### Aim of the task:
Only the lines from the line containing "Parse this screenshot: output" to the end of the records, both included, belong in the answer, copied exactly.

BEGIN Dataset records

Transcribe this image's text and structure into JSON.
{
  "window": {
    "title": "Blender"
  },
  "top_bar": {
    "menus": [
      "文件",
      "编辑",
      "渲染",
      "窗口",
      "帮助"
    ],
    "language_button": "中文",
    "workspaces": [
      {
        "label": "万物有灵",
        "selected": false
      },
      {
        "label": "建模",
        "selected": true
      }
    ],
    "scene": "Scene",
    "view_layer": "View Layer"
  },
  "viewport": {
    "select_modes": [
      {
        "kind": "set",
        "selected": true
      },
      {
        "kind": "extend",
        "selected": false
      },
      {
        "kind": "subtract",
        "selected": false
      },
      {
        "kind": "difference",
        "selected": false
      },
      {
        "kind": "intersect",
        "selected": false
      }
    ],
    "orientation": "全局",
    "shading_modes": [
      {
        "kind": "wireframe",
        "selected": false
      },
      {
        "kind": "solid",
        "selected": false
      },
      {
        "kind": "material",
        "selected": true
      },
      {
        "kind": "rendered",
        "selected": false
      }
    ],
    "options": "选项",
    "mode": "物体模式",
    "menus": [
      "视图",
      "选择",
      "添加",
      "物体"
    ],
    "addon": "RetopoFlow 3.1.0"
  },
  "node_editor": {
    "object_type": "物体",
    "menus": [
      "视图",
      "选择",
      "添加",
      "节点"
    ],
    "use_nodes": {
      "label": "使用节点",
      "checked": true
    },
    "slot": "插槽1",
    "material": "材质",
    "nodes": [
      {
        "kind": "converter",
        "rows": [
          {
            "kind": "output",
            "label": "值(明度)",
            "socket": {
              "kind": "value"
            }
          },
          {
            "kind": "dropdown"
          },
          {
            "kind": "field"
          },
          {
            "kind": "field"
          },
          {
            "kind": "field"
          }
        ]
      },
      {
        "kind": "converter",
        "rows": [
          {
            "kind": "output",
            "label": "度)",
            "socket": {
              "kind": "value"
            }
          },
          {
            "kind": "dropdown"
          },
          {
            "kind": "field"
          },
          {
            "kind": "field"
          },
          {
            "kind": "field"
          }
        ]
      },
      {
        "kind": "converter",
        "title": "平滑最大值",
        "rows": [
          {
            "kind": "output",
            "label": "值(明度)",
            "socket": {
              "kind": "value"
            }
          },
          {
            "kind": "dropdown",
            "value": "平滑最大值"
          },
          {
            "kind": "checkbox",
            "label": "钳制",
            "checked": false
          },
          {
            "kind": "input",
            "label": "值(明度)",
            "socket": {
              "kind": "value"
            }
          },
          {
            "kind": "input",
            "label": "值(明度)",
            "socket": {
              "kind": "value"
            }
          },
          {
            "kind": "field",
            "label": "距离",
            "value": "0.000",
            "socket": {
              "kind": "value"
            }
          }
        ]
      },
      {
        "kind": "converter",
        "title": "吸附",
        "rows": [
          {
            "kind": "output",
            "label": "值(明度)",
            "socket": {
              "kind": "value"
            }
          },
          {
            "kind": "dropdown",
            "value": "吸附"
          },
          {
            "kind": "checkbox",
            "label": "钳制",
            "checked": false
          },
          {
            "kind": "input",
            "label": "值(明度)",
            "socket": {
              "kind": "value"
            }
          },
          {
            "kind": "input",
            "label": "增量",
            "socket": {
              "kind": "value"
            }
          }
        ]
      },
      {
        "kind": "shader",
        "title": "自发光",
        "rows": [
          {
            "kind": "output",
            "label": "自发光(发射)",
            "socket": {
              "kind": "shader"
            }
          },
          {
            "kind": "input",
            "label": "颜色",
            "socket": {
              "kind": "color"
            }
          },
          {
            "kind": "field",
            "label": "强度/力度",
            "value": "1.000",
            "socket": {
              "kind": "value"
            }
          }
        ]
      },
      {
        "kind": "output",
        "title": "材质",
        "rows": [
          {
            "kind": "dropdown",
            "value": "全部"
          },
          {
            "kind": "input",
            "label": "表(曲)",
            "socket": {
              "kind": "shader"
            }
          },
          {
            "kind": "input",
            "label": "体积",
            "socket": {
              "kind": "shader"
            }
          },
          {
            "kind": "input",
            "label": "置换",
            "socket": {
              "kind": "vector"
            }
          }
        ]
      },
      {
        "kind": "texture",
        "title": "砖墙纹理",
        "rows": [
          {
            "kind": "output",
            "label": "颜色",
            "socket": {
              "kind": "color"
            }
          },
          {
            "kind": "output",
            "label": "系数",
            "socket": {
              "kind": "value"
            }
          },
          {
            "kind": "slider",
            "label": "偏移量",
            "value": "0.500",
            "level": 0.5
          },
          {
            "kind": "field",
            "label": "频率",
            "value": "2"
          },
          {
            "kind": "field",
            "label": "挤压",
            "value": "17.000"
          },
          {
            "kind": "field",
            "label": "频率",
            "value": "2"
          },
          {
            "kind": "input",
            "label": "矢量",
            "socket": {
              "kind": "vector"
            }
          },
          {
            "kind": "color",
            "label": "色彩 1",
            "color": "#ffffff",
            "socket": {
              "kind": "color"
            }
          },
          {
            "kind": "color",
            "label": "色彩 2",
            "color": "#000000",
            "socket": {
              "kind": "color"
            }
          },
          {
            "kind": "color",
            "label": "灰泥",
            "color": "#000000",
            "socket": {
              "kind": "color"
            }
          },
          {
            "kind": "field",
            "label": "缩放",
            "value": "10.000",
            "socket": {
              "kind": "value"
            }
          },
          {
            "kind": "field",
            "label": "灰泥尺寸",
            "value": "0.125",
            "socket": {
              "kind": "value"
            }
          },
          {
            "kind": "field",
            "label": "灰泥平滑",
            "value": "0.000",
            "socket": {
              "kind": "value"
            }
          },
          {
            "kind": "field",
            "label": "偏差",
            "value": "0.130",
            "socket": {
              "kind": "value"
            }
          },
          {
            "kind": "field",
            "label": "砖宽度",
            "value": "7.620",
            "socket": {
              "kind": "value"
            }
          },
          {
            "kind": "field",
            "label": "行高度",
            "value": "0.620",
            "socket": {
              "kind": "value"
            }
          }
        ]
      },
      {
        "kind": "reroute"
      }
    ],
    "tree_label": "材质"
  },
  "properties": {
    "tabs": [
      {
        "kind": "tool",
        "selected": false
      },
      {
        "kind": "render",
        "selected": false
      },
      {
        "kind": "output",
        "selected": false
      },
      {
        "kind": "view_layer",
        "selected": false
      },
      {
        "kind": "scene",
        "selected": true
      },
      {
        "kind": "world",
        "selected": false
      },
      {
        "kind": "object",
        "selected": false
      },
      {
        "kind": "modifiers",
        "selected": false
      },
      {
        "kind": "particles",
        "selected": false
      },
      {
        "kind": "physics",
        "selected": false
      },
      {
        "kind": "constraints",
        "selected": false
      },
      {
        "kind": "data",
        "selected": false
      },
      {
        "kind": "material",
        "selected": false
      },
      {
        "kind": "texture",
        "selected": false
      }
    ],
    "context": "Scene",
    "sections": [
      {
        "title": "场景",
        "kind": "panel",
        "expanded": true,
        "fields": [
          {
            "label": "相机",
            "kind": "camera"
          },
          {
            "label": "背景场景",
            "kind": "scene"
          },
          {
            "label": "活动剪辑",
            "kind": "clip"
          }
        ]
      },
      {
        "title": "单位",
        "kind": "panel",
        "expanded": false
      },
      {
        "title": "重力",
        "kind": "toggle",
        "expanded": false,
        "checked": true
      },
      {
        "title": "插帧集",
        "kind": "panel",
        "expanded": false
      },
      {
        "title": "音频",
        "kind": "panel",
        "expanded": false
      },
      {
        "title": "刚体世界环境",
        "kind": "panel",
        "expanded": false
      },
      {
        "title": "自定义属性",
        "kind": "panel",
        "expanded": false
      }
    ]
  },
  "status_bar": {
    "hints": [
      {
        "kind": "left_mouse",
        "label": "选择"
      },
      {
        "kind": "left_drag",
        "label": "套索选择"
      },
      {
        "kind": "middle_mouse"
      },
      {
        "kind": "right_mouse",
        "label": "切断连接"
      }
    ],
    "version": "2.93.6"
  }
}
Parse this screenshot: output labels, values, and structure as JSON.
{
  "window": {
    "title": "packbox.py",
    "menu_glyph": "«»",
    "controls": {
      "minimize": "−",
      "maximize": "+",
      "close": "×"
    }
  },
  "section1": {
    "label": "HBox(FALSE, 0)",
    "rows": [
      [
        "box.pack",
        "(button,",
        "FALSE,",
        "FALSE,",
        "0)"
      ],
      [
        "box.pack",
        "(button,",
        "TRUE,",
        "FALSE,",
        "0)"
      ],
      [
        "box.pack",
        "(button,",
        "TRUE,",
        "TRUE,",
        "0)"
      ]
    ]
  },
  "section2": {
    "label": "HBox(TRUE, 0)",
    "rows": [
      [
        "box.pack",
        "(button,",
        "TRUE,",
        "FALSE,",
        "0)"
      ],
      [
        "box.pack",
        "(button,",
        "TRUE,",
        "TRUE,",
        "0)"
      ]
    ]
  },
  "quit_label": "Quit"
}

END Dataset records

### Answer space:
Parse this screenshot: output labels, values, and structure as JSON.
{
  "window": {
    "title": "packbox.py",
    "menu_glyph": "«»",
    "controls": {
      "minimize": "−",
      "maximize": "+",
      "close": "×"
    }
  },
  "section1": {
    "label": "HBox(FALSE, 0)",
    "rows": [
      [
        "box.pack",
        "(button,",
        "FALSE,",
        "FALSE,",
        "0)"
      ],
      [
        "box.pack",
        "(button,",
        "TRUE,",
        "FALSE,",
        "0)"
      ],
      [
        "box.pack",
        "(button,",
        "TRUE,",
        "TRUE,",
        "0)"
      ]
    ]
  },
  "section2": {
    "label": "HBox(TRUE, 0)",
    "rows": [
      [
        "box.pack",
        "(button,",
        "TRUE,",
        "FALSE,",
        "0)"
      ],
      [
        "box.pack",
        "(button,",
        "TRUE,",
        "TRUE,",
        "0)"
      ]
    ]
  },
  "quit_label": "Quit"
}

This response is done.